- Scientists from many disciplines are tackling the challenges of the complexity of the systems they study.
- Several recent National Research Council reports discuss the complexity of the systems researchers must understand and the necessity of mathematical and computer models in achieving such understanding.
- It is not just science that must handle complexity. The business world is also becoming more complex with global supply chains and complex market forces at work.
- Companies looking for the next edge in the market are turning to operations research, statistics, and applied mathematics to model their complex systems and make better decisions.
The program focuses on the development and understanding of the skills used to conceptualize and analyze real world systems. The continued development of operations research, statistics, applied mathematics and discrete mathematics is critical to scientific advancement in the twenty-first century.
Faculty and students engage and collaborate to contribute to the mathematical tools and knowledge base in the fields of science, medicine, business and engineering.

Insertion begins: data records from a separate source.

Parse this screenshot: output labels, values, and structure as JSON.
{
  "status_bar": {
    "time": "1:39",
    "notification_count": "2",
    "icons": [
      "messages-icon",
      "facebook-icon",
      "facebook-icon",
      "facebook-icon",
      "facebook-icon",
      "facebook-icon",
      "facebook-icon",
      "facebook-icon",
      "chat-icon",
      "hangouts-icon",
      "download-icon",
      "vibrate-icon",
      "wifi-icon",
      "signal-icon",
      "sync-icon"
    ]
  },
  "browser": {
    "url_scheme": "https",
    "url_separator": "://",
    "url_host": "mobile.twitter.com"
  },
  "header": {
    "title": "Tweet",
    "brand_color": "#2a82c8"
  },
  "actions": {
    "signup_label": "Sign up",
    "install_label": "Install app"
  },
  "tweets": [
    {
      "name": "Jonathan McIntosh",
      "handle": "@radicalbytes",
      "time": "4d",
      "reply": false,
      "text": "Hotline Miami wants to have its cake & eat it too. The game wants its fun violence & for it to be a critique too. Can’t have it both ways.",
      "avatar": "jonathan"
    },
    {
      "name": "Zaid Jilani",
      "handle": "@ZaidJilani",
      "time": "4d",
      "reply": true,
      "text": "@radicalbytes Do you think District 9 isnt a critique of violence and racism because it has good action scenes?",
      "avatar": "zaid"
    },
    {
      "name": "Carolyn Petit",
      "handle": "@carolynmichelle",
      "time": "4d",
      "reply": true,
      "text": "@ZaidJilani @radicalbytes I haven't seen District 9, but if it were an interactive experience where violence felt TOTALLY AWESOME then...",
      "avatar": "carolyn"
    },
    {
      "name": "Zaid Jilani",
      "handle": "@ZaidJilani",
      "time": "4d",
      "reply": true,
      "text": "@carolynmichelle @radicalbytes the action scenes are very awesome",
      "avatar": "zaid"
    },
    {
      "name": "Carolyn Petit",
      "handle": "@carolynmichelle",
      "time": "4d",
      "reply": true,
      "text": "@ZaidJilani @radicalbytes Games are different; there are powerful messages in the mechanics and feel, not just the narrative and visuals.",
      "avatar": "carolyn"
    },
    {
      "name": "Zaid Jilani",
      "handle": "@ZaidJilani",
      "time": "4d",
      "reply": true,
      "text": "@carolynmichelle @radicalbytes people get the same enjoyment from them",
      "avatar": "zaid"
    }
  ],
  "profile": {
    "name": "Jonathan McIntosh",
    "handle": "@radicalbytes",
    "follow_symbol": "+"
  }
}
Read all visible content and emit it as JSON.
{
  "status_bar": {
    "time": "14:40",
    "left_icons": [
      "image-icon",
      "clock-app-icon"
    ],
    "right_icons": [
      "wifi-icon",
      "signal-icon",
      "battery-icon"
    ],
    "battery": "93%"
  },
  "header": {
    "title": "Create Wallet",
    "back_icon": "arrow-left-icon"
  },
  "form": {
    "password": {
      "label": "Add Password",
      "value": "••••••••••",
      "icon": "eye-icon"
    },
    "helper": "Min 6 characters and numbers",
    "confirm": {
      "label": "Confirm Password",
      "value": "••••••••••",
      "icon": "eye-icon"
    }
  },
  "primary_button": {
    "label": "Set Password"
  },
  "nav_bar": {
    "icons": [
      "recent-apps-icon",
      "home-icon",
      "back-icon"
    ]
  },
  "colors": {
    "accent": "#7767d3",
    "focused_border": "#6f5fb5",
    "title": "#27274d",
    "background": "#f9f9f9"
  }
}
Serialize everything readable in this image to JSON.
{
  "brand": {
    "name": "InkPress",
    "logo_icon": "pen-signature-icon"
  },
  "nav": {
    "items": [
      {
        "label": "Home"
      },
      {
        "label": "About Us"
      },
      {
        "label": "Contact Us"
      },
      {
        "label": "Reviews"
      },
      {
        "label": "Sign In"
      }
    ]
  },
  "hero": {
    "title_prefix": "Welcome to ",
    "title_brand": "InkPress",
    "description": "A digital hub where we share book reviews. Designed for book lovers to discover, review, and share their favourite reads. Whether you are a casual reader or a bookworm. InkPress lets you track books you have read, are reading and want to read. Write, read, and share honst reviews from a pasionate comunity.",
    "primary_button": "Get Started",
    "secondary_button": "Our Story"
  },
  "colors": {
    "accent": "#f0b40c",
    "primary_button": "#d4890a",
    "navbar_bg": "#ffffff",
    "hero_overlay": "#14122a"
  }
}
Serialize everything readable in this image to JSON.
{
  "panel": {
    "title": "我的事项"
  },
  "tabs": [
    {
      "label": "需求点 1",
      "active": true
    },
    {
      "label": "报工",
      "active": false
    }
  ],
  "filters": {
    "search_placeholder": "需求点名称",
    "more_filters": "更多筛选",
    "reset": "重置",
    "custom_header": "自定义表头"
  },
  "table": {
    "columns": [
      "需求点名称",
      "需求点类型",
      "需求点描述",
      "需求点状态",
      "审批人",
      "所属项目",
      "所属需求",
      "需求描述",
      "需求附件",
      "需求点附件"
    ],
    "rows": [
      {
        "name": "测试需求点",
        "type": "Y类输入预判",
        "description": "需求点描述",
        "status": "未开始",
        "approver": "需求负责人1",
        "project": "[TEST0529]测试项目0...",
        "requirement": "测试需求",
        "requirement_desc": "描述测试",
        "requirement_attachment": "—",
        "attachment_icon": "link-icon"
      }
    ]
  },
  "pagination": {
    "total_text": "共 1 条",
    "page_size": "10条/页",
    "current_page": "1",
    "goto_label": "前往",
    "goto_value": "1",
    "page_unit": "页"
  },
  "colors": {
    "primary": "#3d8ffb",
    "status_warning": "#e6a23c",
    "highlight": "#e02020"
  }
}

This program fulfills important needs nationally and for the Commonwealth in terms of research, training, and service. Graduates of the program would be well placed for roles as mathematical scientists, operations research analysts, and statisticians. The Bureau of Labor Statistics’ Occupational Outlook forecast strong growth in employment in these roles nationally, especially at the Ph.D. level. The Virginia Employment Commission forecasts increases in employment in the Commonwealth of 19% for mathematical scientists, 20% for operations research analysts, and 21% for statisticians. Businesses and organizations are looking for people trained in applied mathematics, operations research, and statistics, but who also understand the systems that they model and can analyze them using multiple tools.